What to work on
Gather each line of the entries below that includes "RXSNR".

┏━━

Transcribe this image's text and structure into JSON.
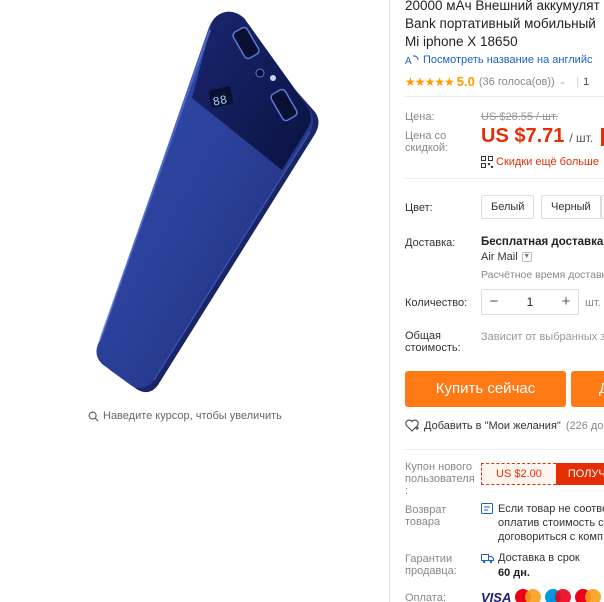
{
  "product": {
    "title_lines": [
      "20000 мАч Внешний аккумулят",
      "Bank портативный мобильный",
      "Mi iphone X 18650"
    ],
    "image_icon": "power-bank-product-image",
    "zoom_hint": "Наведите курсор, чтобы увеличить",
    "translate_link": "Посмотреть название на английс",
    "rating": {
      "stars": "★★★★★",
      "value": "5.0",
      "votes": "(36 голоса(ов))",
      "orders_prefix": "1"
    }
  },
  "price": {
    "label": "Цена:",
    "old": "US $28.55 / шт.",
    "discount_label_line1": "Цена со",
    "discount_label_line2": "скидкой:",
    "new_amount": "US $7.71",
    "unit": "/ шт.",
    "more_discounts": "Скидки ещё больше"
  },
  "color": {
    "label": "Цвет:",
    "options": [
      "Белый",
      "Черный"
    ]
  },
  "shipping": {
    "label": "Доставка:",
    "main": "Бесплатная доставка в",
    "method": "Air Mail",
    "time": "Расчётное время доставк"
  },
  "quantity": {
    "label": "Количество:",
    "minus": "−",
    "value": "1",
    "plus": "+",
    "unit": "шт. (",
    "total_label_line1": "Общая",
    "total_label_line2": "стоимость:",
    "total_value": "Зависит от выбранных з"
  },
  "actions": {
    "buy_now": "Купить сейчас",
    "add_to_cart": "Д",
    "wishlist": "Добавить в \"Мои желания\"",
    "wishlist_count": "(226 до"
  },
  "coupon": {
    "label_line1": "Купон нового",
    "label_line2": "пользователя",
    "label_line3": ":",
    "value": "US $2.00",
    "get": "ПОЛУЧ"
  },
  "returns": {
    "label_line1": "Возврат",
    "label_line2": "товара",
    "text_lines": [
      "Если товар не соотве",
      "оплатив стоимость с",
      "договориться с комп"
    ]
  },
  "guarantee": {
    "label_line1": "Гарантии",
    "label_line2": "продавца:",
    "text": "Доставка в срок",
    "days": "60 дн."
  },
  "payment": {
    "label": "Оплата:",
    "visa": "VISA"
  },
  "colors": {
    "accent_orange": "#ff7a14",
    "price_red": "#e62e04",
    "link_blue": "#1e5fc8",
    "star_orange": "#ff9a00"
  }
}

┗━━
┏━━

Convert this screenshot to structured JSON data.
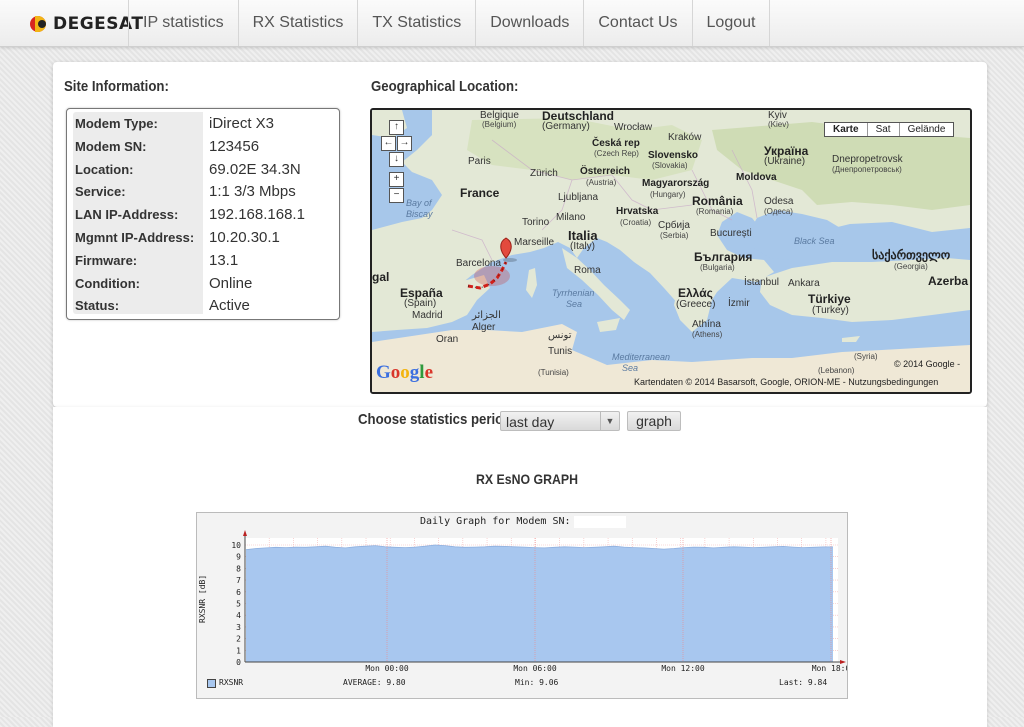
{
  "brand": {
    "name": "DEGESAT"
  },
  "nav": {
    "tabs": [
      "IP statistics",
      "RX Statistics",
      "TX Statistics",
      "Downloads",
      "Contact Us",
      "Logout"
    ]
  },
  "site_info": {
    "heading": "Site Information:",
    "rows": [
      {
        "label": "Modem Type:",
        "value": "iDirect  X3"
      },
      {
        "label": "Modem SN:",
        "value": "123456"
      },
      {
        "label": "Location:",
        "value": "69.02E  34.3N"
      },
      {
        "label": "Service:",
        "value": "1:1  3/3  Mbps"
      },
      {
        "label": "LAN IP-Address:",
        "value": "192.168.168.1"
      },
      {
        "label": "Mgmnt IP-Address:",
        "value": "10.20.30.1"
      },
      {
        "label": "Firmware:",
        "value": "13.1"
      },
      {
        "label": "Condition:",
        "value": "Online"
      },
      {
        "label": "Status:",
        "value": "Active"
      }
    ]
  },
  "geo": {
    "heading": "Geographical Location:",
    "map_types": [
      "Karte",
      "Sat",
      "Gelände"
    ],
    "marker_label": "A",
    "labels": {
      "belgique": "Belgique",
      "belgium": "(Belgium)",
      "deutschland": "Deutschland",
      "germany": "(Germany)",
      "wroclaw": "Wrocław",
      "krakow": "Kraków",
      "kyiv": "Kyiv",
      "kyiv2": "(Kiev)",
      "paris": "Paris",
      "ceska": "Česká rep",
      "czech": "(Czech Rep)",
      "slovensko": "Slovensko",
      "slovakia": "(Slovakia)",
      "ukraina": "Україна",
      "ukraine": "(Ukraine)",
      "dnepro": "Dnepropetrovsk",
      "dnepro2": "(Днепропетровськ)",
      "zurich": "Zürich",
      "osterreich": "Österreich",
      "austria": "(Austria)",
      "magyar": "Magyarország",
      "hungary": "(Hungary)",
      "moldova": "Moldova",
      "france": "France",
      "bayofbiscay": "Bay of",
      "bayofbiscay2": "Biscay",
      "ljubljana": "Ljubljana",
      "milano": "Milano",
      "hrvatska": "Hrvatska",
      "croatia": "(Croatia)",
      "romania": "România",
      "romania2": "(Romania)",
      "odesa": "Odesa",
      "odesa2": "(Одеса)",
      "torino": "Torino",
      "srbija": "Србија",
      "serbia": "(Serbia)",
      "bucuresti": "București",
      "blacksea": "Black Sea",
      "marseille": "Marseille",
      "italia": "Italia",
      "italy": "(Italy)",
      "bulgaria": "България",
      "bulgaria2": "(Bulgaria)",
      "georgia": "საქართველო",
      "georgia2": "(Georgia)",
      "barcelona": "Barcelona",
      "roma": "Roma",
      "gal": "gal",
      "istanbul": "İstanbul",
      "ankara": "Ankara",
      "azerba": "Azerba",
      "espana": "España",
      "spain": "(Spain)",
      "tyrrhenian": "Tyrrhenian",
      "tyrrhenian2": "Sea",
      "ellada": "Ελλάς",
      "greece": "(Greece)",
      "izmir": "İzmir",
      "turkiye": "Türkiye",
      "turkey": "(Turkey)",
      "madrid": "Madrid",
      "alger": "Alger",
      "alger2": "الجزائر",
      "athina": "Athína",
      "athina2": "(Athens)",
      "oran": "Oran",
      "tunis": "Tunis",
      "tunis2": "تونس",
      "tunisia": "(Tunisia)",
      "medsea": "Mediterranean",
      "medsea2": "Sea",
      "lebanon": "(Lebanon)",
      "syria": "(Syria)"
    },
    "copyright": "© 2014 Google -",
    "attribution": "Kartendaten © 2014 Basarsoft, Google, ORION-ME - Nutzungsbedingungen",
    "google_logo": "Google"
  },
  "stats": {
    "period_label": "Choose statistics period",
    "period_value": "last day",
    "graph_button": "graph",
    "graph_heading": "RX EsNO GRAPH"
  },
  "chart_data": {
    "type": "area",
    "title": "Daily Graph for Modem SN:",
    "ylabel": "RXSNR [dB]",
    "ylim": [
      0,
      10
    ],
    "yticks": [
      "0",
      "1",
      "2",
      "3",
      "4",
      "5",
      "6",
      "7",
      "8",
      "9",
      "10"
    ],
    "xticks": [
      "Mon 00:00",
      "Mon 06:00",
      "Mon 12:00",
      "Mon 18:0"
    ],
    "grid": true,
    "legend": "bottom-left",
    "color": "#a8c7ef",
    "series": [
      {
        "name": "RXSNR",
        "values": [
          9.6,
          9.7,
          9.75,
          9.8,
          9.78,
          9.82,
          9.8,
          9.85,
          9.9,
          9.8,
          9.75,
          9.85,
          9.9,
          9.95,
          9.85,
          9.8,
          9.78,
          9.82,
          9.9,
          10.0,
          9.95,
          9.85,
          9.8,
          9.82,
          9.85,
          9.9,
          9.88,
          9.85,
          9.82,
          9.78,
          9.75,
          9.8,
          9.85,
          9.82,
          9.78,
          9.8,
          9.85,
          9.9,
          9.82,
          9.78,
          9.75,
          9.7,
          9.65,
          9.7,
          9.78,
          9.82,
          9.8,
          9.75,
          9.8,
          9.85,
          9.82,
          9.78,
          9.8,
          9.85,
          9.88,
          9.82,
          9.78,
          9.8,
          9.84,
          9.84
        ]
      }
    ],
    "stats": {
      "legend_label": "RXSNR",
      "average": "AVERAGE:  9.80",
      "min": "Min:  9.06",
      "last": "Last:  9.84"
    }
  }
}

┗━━

Answer space
    "ylabel": "RXSNR [dB]",
        "name": "RXSNR",
      "legend_label": "RXSNR",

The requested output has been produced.